What to do: Copy all lines below that use the word "words".

[Page and application data records]
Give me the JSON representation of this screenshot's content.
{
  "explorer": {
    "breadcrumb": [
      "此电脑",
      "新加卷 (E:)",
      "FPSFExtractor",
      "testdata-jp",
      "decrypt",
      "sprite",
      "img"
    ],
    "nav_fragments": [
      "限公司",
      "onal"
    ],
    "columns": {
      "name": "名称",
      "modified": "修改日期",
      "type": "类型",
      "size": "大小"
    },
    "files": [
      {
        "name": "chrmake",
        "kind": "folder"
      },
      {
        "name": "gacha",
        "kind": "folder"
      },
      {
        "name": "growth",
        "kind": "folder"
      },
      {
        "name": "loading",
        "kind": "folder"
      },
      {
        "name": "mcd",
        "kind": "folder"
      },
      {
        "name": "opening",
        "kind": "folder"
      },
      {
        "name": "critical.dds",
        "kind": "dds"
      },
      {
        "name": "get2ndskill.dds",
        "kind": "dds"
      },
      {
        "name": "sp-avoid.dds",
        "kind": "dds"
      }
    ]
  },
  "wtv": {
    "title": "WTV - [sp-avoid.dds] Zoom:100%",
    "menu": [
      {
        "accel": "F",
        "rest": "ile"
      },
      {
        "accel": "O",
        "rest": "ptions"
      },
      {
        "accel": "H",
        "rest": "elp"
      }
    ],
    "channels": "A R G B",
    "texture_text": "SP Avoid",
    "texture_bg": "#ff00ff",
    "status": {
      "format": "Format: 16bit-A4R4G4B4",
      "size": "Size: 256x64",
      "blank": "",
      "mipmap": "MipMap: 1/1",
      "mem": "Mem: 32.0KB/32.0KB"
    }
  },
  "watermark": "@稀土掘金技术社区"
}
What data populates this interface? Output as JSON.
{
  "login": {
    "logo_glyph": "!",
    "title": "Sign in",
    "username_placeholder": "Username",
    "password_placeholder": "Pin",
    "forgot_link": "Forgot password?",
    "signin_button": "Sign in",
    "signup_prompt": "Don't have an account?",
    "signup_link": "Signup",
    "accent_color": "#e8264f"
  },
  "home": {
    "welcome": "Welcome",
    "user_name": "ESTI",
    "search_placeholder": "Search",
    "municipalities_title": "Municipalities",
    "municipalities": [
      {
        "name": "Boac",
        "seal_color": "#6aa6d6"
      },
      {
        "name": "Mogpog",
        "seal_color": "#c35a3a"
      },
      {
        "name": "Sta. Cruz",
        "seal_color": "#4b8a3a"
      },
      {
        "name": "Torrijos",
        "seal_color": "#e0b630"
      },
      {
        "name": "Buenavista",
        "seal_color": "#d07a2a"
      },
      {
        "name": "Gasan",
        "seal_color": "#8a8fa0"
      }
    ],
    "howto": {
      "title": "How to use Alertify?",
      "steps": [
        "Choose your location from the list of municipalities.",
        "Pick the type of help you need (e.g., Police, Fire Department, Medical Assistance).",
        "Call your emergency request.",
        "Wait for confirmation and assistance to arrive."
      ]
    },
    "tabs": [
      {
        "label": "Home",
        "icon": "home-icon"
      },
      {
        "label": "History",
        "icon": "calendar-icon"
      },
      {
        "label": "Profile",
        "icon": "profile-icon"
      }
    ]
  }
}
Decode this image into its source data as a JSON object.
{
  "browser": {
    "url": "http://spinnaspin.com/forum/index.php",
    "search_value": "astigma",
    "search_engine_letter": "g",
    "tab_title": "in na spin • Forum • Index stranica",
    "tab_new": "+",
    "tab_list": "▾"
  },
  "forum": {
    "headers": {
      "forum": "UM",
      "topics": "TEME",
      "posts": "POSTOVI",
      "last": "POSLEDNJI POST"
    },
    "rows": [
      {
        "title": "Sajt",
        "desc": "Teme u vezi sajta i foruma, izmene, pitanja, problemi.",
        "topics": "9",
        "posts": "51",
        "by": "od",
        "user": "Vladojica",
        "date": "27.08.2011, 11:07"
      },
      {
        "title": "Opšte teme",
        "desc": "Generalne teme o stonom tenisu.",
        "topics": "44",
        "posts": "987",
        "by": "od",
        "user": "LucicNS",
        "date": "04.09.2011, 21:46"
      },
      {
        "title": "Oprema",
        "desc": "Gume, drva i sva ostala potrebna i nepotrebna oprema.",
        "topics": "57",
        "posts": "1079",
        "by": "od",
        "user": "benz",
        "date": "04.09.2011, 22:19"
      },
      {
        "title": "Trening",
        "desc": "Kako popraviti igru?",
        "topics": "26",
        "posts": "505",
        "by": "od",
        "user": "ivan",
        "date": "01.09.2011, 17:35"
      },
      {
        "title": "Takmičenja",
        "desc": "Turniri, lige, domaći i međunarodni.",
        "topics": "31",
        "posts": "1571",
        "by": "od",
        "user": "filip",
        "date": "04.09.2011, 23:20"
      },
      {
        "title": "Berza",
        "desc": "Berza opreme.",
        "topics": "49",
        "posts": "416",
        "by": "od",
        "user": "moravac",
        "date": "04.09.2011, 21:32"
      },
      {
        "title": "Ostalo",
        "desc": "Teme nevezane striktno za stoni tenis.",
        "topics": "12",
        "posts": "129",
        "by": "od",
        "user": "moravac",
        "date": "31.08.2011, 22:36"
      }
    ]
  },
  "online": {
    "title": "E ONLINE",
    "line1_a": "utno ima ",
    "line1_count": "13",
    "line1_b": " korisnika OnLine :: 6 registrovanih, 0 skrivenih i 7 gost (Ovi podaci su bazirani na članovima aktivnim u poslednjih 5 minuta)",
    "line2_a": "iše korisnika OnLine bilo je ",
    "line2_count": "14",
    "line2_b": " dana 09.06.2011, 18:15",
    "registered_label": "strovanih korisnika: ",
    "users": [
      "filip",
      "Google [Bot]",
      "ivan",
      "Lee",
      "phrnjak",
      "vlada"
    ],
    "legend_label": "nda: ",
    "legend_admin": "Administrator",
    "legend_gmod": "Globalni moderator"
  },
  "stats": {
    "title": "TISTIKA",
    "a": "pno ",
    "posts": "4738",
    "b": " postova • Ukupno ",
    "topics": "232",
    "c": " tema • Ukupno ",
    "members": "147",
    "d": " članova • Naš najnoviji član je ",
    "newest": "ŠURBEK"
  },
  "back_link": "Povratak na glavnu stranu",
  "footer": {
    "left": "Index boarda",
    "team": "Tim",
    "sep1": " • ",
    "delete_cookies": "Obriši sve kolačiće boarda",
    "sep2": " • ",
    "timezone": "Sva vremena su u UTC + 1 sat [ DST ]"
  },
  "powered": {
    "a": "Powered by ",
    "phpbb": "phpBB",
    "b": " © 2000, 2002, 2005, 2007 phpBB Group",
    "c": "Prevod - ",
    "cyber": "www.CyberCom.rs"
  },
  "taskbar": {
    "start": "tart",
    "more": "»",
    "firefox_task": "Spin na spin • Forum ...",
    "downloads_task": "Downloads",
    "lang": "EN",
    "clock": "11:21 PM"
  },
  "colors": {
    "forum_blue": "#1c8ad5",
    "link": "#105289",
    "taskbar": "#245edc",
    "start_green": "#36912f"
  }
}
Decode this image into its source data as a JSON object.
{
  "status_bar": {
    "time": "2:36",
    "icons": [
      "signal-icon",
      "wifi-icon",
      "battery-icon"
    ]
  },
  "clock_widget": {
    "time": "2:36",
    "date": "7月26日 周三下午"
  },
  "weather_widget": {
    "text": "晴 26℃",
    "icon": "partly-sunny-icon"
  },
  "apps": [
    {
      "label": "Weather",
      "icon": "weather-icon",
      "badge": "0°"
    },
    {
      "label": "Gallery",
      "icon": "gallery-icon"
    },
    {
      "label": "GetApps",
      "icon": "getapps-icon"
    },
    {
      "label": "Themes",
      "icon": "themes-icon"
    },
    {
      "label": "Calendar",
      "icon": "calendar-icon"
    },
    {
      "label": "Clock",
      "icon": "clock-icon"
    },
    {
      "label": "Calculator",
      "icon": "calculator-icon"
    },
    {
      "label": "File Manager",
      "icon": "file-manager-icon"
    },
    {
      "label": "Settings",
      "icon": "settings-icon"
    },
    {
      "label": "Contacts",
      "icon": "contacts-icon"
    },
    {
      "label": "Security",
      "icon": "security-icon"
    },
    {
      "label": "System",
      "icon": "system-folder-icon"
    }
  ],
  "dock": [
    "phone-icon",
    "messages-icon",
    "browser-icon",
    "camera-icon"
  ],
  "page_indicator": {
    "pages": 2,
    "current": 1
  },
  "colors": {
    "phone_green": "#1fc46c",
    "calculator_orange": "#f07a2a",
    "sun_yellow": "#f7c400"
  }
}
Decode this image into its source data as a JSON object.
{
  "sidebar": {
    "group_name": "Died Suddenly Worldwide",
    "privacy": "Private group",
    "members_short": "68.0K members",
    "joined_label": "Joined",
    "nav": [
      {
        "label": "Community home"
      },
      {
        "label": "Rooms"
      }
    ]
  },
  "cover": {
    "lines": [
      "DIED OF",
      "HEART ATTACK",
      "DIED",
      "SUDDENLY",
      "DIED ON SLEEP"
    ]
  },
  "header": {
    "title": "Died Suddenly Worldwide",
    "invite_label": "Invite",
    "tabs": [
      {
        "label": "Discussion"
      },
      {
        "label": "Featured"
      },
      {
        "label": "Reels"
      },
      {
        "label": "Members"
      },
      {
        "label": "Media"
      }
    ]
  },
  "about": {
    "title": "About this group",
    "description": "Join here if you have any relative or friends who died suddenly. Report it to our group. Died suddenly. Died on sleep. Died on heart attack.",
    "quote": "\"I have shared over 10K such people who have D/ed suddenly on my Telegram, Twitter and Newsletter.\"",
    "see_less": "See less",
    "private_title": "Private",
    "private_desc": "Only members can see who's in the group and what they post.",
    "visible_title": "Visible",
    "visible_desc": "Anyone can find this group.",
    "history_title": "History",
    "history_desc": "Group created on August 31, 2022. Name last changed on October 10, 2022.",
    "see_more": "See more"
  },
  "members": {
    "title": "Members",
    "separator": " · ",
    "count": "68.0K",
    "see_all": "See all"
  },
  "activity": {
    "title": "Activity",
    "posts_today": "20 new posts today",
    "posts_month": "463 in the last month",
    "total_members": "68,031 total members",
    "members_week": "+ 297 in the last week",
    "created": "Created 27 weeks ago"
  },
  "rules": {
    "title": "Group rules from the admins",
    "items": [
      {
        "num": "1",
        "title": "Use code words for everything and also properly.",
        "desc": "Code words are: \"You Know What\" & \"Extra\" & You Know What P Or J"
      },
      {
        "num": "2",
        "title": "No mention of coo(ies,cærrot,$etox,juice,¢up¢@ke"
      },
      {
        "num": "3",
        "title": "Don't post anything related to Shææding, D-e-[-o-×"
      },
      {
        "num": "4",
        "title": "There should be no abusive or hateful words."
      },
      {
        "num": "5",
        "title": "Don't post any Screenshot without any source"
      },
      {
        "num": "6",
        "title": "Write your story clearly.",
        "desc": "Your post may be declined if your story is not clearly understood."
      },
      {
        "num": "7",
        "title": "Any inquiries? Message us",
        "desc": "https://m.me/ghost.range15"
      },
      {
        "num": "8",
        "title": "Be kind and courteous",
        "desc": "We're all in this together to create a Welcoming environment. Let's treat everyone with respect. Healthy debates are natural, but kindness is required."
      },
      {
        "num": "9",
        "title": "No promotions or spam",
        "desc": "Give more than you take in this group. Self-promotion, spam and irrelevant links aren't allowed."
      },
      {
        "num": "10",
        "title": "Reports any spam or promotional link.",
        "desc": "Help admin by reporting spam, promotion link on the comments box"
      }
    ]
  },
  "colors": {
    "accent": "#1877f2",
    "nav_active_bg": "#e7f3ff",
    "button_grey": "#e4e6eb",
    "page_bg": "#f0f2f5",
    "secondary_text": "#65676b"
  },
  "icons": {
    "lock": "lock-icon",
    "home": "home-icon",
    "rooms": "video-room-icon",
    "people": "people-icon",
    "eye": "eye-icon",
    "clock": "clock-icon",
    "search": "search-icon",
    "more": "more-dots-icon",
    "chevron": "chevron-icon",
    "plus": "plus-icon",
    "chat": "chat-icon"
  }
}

Solution to the problem:
        "title": "Use code words for everything and also properly.",
        "desc": "Code words are: \"You Know What\" & \"Extra\" & You Know What P Or J"
        "title": "There should be no abusive or hateful words."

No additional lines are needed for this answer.